Message from Producer/Director Sam Katz
I have spent my entire professional life engaged in cities: as an undergraduate student in urban affairs; as a graduate student in urban policy analysis: as a staffer for the Lindsay Administration in New York; as a program analyst for a Philadelphia Civic Organization; as a political campaign manager; as a municipal financial advisor; as a candidate for Mayor of Philadelphia; as a CEO for a business/civic organization; and as a documentary filmmaker. The opportunity to tell the story of Detroit’s descent into fiscal crisis, and through its historic and unprecedented bankruptcy, was one I did not want to miss.

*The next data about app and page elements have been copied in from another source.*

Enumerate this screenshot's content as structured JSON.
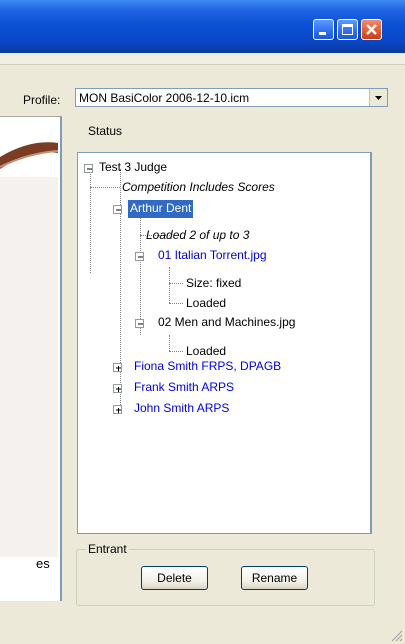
{
  "titlebar": {
    "minimize_icon": "minimize-icon",
    "maximize_icon": "maximize-icon",
    "close_icon": "close-icon"
  },
  "preview": {
    "partial_text": "es"
  },
  "profile": {
    "label": "Profile:",
    "selected": "MON BasiColor 2006-12-10.icm"
  },
  "status": {
    "label": "Status"
  },
  "tree": {
    "root": "Test 3 Judge",
    "competition_note": "Competition Includes Scores",
    "entrant_selected": "Arthur Dent",
    "loaded_count": "Loaded 2 of up to 3",
    "image1": "01 Italian Torrent.jpg",
    "image1_size": "Size: fixed",
    "image1_loaded": "Loaded",
    "image2": "02 Men and Machines.jpg",
    "image2_loaded": "Loaded",
    "entrant2": "Fiona Smith FRPS, DPAGB",
    "entrant3": "Frank Smith ARPS",
    "entrant4": "John Smith ARPS"
  },
  "entrant_group": {
    "label": "Entrant",
    "delete_label": "Delete",
    "rename_label": "Rename"
  },
  "colors": {
    "titlebar": "#0a4fd4",
    "selection": "#316ac5",
    "link_blue": "#0000e8",
    "close_red": "#e05a32"
  }
}
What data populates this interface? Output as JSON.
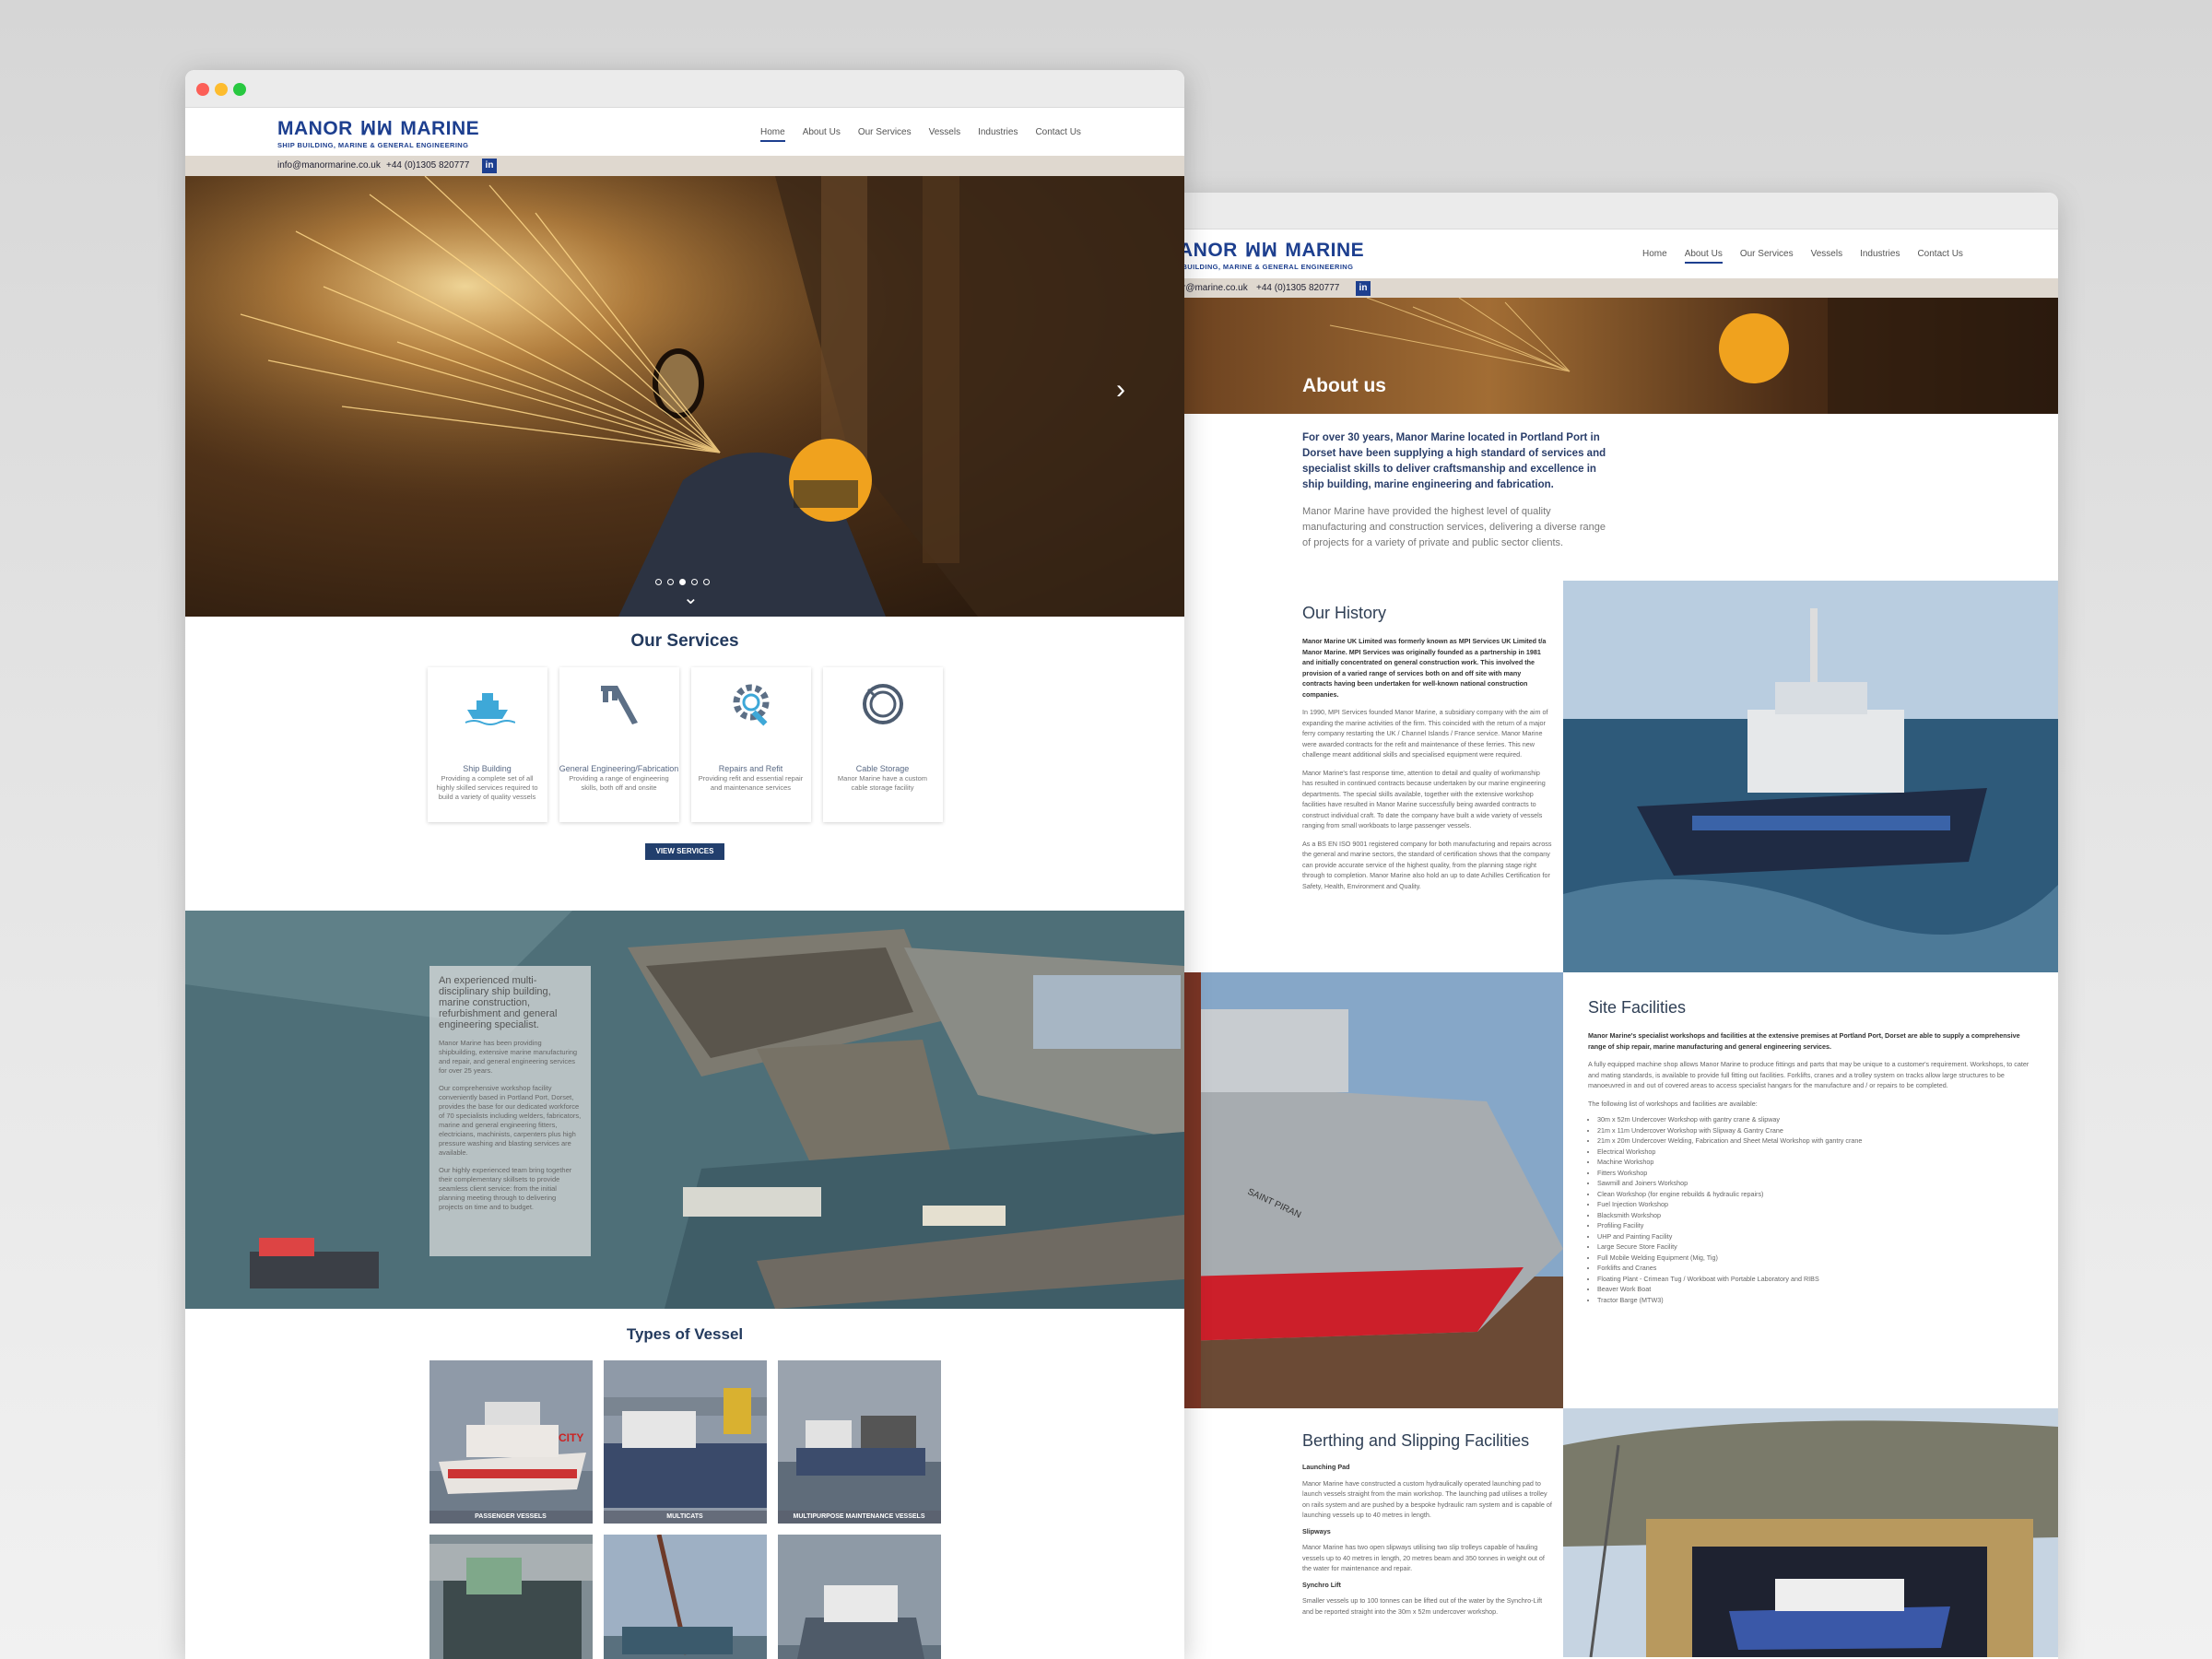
{
  "brand": {
    "name_left": "MANOR",
    "name_right": "MARINE",
    "tagline": "SHIP BUILDING, MARINE & GENERAL ENGINEERING",
    "email": "info@manormarine.co.uk",
    "email_short": "r@marine.co.uk",
    "phone": "+44 (0)1305 820777",
    "linkedin": "in",
    "colors": {
      "brand_blue": "#1d3f8f",
      "navy": "#223f6d"
    }
  },
  "nav": [
    "Home",
    "About Us",
    "Our Services",
    "Vessels",
    "Industries",
    "Contact Us"
  ],
  "home": {
    "services_title": "Our Services",
    "services": [
      {
        "title": "Ship Building",
        "desc": "Providing a complete set of all highly skilled services required to build a variety of quality vessels",
        "icon": "ship-icon"
      },
      {
        "title": "General Engineering/Fabrication",
        "desc": "Providing a range of engineering skills, both off and onsite",
        "icon": "caliper-icon"
      },
      {
        "title": "Repairs and Refit",
        "desc": "Providing refit and essential repair and maintenance services",
        "icon": "gear-wrench-icon"
      },
      {
        "title": "Cable Storage",
        "desc": "Manor Marine have a custom cable storage facility",
        "icon": "cable-coil-icon"
      }
    ],
    "services_button": "VIEW SERVICES",
    "aerial_lead": "An experienced multi-disciplinary ship building, marine construction, refurbishment and general engineering specialist.",
    "aerial_p1": "Manor Marine has been providing shipbuilding, extensive marine manufacturing and repair, and general engineering services for over 25 years.",
    "aerial_p2": "Our comprehensive workshop facility conveniently based in Portland Port, Dorset, provides the base for our dedicated workforce of 70 specialists including welders, fabricators, marine and general engineering fitters, electricians, machinists, carpenters plus high pressure washing and blasting services are available.",
    "aerial_p3": "Our highly experienced team bring together their complementary skillsets to provide seamless client service: from the initial planning meeting through to delivering projects on time and to budget.",
    "vessels_title": "Types of Vessel",
    "vessels": [
      "PASSENGER VESSELS",
      "MULTICATS",
      "MULTIPURPOSE MAINTENANCE VESSELS",
      "",
      "",
      ""
    ]
  },
  "about": {
    "title": "About us",
    "lead": "For over 30 years, Manor Marine located in Portland Port in Dorset have been supplying a high standard of services and specialist skills to deliver craftsmanship and excellence in ship building, marine engineering and fabrication.",
    "p1": "Manor Marine have provided the highest level of quality manufacturing and construction services, delivering a diverse range of projects for a variety of private and public sector clients.",
    "history_title": "Our History",
    "history_bold": "Manor Marine UK Limited was formerly known as MPI Services UK Limited t/a Manor Marine. MPI Services was originally founded as a partnership in 1981 and initially concentrated on general construction work. This involved the provision of a varied range of services both on and off site with many contracts having been undertaken for well-known national construction companies.",
    "history_p1": "In 1990, MPI Services founded Manor Marine, a subsidiary company with the aim of expanding the marine activities of the firm. This coincided with the return of a major ferry company restarting the UK / Channel Islands / France service. Manor Marine were awarded contracts for the refit and maintenance of these ferries. This new challenge meant additional skills and specialised equipment were required.",
    "history_p2": "Manor Marine's fast response time, attention to detail and quality of workmanship has resulted in continued contracts because undertaken by our marine engineering departments. The special skills available, together with the extensive workshop facilities have resulted in Manor Marine successfully being awarded contracts to construct individual craft. To date the company have built a wide variety of vessels ranging from small workboats to large passenger vessels.",
    "history_p3": "As a BS EN ISO 9001 registered company for both manufacturing and repairs across the general and marine sectors, the standard of certification shows that the company can provide accurate service of the highest quality, from the planning stage right through to completion. Manor Marine also hold an up to date Achilles Certification for Safety, Health, Environment and Quality.",
    "site_title": "Site Facilities",
    "site_bold": "Manor Marine's specialist workshops and facilities at the extensive premises at Portland Port, Dorset are able to supply a comprehensive range of ship repair, marine manufacturing and general engineering services.",
    "site_p1": "A fully equipped machine shop allows Manor Marine to produce fittings and parts that may be unique to a customer's requirement. Workshops, to cater and mating standards, is available to provide full fitting out facilities. Forklifts, cranes and a trolley system on tracks allow large structures to be manoeuvred in and out of covered areas to access specialist hangars for the manufacture and / or repairs to be completed.",
    "site_p2": "The following list of workshops and facilities are available:",
    "site_list": [
      "30m x 52m Undercover Workshop with gantry crane & slipway",
      "21m x 11m Undercover Workshop with Slipway & Gantry Crane",
      "21m x 20m Undercover Welding, Fabrication and Sheet Metal Workshop with gantry crane",
      "Electrical Workshop",
      "Machine Workshop",
      "Fitters Workshop",
      "Sawmill and Joiners Workshop",
      "Clean Workshop (for engine rebuilds & hydraulic repairs)",
      "Fuel Injection Workshop",
      "Blacksmith Workshop",
      "Profiling Facility",
      "UHP and Painting Facility",
      "Large Secure Store Facility",
      "Full Mobile Welding Equipment (Mig, Tig)",
      "Forklifts and Cranes",
      "Floating Plant - Crimean Tug / Workboat with Portable Laboratory and RIBS",
      "Beaver Work Boat",
      "Tractor Barge (MTW3)"
    ],
    "berth_title": "Berthing and Slipping Facilities",
    "berth_sub1": "Launching Pad",
    "berth_p1": "Manor Marine have constructed a custom hydraulically operated launching pad to launch vessels straight from the main workshop. The launching pad utilises a trolley on rails system and are pushed by a bespoke hydraulic ram system and is capable of launching vessels up to 40 metres in length.",
    "berth_sub2": "Slipways",
    "berth_p2": "Manor Marine has two open slipways utilising two slip trolleys capable of hauling vessels up to 40 metres in length, 20 metres beam and 350 tonnes in weight out of the water for maintenance and repair.",
    "berth_sub3": "Synchro Lift",
    "berth_p3": "Smaller vessels up to 100 tonnes can be lifted out of the water by the Synchro-Lift and be reported straight into the 30m x 52m undercover workshop."
  }
}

While serving as Chair of the Board of Pennsylvania’s Intergovernmental Cooperation Authority - a state-created body with responsibility for oversight of Philadelphia’s finances - I began monitoring the fiscal distress that was making bankruptcy a real possibility in Detroit. I had spent 25 years of my professional career as a financial advisor to state and local governments across the country, while serving as CEO
of Public Financial Management (now The PFM Group). I had advised numerous cities that were undergoing fiscal distress, but never one that was a bona fide candidate for bankruptcy. When bankruptcy emerged as a serious option in Detroit, I began thinking that a documentary film could be fascinating, entertaining, and enlightening. After seeing The Big Short (2015), which made sub-prime mortgages and collateralized debt obligations into an entertaining and engaging story, I felt strongly that the Detroit bankruptcy would be a terrific subject for a documentary.
Commencing in 2016, I made contacts with many of the people who had played a significant role in the bankruptcy proceedings. I knew we needed to engage the professionals who participated in the adjudication of the bankruptcy case, as well as Detroiters who had lived through the city’s decline. I was fortunate to assemble a terrific team of experts and production professionals.
Detroit has long been "America’s city." It was our nation’s most significant center of industrial production. Its music and culture gave America its soul. Important developments in organized labor, the rise of Black political power, the creation of middle class, suburbanization, and deindustrialization were all Detroit exports. The historic bankruptcy and its long-term effects are but another in a series of events that make Detroit a bellwether for urban America.
In this bankruptcy, the state of Michigan assumed control of the city’s government, operations, and finances through the appointment of Emergency Manager Kevyn Orr. Then, Detroit borrowed the powers of the federal government to impair contracts and restructure the city’s finances and operations. One participant described the bankruptcy as “asset-less,” but in fact, Detroit owned at least one extremely valuable asset: the Detroit Institute of Arts. Through an ingenious plan to infuse the city with a pool of fresh cash from philanthropy, the art museum, and the state of Michigan, Detroit saved its cultural identity with minimal impact to its pension obligations, first responders, and civilian retirees. The exit from bankruptcy occurred in 17 months. “Kicking the can down the road” finally ended. Complex negotiations involving thousands of creditors required the collaboration of unlikely heroes, who made previously-impossible choices, in a political environment made possible only in bankruptcy.
Today, Detroit is alive and aspiring. It is a reflection of the heart and determination of its people, and a courageous compromise among major stakeholders. The outcome - the survival of Detroit and an ever-widening sense of possibility for the city’s future - was indeed a grand bargain.
We are very excited to share this story with a national audience.